Brins Mesa Trail
Beneath the highest structure in Sedona, lies an exquisite trail that takes you up 500 feet to a mesa overlooking Wilson Mountain, Mormon Canyon and Soliders Pass. This is a great trail when town is in full season. The parking and trailhead are located in a secluded area behind uptown.
How have I missed this all these years? That’s what you’ll think within the first 71 seconds of hiking the Brins Mesa Trail. Not only because of the surrounding beauty, but also because it’s so easy to get to. For a few lucky Sedonans, one of the trailheads is right out the back door. For everyone else, it’s just a few blocks from the pink jeeps and turquoise jewelers.
Before you get started, you should know there are two established trailheads for this hike. The most accessible is the Jim Thompson Trailhead — the one that’s so close to the strip. The alternative is out on Vultee Arch Road. If your SUV has wings or extremely high clearance, that trailhead is an option. Otherwise, take the easy route. You can navigate it with a Mini Cooper, and the hike is equally impressive from either end.
From the parking lot on the Thompson side, the trail hops up and over a small embankment and immediately passes two other trails (Jordan and Cibola Pass). The intersection is well marked. Keep right for Brins Mesa, which begins as an easy walk through manzanitas and junipers. Sedona red is all around, without any signs of civilization. Even the traffic noise disappears. It’s a lovely loneliness.
The trail points north at this point, and after about five minutes, it crosses into the Red Rock-Secret Mountain Wilderness. There are certain responsibilities that come with hiking in these areas, including the principles of Leave No Trace. Please be responsible. A little farther up the trail, you’ll see what happens when you’re not.
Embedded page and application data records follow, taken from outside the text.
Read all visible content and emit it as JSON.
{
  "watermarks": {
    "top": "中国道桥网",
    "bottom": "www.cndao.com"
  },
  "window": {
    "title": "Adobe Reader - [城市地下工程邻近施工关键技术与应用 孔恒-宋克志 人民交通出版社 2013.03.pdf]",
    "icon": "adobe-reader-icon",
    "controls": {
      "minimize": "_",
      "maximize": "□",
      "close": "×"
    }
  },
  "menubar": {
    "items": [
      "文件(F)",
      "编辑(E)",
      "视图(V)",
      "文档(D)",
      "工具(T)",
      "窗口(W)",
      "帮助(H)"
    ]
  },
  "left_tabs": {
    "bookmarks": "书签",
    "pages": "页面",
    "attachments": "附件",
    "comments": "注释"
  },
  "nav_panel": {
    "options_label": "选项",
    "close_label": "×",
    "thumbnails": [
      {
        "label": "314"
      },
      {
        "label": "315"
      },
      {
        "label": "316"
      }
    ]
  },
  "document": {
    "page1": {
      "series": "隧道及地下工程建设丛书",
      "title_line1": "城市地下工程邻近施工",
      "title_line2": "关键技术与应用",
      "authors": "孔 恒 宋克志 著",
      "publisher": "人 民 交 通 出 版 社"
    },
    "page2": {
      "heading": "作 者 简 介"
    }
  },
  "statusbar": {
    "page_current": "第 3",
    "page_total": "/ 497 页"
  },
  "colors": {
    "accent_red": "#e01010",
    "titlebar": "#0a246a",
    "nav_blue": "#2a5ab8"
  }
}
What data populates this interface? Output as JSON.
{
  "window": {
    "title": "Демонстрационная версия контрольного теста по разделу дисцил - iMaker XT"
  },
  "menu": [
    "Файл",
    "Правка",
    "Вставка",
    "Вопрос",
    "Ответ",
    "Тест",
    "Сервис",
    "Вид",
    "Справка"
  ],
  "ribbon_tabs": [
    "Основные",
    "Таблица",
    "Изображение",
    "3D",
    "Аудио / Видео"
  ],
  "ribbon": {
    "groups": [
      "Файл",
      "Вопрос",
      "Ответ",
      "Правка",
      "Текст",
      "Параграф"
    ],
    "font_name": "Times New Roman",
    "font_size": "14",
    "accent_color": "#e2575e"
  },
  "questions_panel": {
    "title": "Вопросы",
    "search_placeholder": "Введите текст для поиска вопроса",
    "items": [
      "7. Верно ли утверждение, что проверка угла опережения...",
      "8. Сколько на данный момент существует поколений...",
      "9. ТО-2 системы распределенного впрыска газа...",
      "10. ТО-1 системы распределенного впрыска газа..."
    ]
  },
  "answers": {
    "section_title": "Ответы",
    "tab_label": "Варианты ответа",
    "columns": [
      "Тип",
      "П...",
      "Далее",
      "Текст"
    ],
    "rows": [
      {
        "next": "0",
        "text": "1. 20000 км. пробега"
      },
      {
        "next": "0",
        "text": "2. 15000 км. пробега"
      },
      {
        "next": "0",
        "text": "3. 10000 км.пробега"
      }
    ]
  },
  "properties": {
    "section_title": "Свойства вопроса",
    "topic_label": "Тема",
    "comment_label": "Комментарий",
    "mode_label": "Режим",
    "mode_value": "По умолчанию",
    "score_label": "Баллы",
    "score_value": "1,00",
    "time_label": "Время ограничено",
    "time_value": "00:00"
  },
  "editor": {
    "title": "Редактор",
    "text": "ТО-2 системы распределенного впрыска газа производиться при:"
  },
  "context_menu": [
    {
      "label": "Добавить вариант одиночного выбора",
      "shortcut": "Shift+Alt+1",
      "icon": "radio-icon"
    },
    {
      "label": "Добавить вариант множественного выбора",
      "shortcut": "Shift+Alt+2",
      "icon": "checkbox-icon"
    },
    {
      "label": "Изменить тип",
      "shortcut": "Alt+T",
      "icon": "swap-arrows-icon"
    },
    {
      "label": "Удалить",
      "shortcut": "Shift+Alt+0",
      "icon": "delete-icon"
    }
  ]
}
The trail stays about the same — rocks and trees — for the next 20 minutes. That’s when the hike heads west and launches into the only significant ascent. There aren’t any switchbacks. Just a natural rock staircase that winds upward. Along the way, there are several points that invite you to stop, turn around and look around. Do so.
Ten minutes later, you’ll arrive on the mesa and see the effects of irresponsibility. The Brins Fire, which scorched 4,000 acres on and around the mesa, was ignited by an illegal, unattended campfire on June 18, 2006. Most of the trees on the mesa were lost, and their descendants won’t be back for many decades. It’s a drag. That said, the grass that moved in makes a gorgeous placeholder, especially in the morning. This time of year, that’s when you’ll want to hike Brins Mesa, and if you can time your arrival to see the sunrise from up on the mesa … well, it’s very beautiful.
From the top, the literal high point of the hike (5,099 feet), you’ll begin a gradual descent that offers long views in every direction. You’ll see Soldier Pass to the left, and up ahead, more trees — the fire line is obvious.
At the 50-minute mark, you’ll intersect the Soldier Pass Trail and begin a steep drop. It’s short, about 100 yards, and when the trail hits the bottom, it leaves the wilderness area and enters a good-sized wash. The forest is thicker down there, and some of the trees are unexpectedly big. One of the biggest isn’t around anymore, but the stump that remains can attest to the tree’s Bunyanesque heyday.
Just beyond the big stump, the trail crosses the wash, crosses again, and crosses once more before arriving at a large, flat rock, about the size of a Whole Foods’ produce department. The trail then parallels the wash, going back and forth for most of the rest of the hike — beware of flash floods, especially during monsoon season.
A few minutes later, you’ll pass through a fence and begin the 200-yard home stretch to the the trailhead on Vultee Arch Road. You probably won’t see anyone when you get there, but if you do, it’s a good bet their SUV has extremely high clearance. Or maybe a set of wings.